Work instructions
Return every line from the records below with the string "image".

- - - -

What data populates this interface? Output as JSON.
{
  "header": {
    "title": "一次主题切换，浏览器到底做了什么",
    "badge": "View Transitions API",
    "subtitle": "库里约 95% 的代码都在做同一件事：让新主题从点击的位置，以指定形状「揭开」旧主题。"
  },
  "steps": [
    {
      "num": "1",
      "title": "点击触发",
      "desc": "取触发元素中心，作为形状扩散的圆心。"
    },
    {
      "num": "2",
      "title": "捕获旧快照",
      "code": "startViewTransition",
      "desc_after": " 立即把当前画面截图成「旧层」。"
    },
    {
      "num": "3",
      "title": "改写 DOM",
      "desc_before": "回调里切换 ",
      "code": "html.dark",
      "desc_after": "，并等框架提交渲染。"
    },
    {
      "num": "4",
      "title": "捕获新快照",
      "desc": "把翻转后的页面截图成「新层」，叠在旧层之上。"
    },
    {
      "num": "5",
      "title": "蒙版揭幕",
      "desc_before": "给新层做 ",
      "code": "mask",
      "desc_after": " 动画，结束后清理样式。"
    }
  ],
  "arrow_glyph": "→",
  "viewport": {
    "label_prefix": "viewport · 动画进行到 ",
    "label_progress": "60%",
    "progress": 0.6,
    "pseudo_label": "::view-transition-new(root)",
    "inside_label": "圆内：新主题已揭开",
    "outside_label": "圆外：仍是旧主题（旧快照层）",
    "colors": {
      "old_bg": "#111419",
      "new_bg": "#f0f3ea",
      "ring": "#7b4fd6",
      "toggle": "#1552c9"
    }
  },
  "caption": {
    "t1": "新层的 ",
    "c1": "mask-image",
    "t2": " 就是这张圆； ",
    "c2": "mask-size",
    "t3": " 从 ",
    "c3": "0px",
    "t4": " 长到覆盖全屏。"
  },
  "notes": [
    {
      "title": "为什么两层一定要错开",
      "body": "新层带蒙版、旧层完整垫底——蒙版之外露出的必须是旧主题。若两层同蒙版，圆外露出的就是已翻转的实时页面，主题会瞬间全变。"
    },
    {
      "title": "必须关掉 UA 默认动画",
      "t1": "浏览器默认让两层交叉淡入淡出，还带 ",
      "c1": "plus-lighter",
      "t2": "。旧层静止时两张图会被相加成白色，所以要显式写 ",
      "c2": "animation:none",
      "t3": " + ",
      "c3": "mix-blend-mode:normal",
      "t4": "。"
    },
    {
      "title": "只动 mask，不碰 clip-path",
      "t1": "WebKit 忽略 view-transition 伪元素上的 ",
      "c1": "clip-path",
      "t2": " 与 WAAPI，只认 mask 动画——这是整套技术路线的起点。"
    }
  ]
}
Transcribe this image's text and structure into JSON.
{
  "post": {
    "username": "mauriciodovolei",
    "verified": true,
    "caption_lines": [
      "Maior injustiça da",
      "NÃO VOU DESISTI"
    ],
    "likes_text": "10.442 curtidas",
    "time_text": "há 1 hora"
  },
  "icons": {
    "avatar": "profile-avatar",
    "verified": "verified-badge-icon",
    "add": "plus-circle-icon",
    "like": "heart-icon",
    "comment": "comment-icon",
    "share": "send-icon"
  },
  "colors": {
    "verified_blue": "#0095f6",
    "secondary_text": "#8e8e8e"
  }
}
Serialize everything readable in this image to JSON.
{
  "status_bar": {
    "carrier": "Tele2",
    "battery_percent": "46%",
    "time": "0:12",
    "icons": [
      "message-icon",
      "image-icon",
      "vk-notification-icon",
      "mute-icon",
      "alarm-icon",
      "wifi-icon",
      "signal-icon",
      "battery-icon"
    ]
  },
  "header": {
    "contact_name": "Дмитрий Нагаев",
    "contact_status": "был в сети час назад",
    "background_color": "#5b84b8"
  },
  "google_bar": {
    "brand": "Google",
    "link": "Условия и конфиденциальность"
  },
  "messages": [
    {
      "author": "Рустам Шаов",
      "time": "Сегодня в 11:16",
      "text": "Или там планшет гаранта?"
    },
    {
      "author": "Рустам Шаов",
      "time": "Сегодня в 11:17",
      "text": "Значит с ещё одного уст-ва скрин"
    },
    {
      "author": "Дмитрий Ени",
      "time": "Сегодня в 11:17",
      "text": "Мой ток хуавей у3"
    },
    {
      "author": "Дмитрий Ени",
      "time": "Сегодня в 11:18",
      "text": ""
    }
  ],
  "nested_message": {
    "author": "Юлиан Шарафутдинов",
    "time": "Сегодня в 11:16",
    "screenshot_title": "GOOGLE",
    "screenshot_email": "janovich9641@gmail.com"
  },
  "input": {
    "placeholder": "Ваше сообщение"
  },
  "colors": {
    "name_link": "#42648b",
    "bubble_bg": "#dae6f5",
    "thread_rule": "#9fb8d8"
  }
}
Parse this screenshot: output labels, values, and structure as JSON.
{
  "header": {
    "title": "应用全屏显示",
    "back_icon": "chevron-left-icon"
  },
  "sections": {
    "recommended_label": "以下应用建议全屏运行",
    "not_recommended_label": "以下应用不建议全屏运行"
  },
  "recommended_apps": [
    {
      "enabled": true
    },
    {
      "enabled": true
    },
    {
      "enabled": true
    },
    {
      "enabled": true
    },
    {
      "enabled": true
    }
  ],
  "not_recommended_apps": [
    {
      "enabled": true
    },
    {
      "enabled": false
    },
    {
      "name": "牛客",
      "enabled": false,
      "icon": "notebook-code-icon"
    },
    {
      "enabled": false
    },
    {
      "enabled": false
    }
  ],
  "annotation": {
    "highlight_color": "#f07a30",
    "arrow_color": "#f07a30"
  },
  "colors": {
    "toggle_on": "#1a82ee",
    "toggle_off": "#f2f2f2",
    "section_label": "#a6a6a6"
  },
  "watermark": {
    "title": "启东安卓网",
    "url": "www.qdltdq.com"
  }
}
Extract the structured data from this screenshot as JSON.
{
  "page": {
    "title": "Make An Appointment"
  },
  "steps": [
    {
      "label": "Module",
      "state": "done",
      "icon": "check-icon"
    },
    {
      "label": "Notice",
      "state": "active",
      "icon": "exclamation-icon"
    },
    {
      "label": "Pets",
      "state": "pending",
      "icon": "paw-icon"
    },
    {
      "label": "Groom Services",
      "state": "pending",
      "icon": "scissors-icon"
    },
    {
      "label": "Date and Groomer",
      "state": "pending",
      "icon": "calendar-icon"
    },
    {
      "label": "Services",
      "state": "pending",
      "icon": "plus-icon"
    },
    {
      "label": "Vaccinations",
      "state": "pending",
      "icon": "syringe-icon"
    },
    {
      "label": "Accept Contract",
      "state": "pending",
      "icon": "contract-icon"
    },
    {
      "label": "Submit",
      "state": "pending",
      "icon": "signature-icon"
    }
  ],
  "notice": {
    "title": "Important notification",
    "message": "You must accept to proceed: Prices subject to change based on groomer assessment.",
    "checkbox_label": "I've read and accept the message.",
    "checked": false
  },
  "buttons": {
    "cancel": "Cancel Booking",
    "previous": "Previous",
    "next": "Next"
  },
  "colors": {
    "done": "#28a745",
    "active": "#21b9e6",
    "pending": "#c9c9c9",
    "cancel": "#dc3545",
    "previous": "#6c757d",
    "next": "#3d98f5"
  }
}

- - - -

Output
    "c1": "mask-image",
Transcribe this image's text and structure into JSON.
Serialize everything readable in this image to JSON.
      "image-icon",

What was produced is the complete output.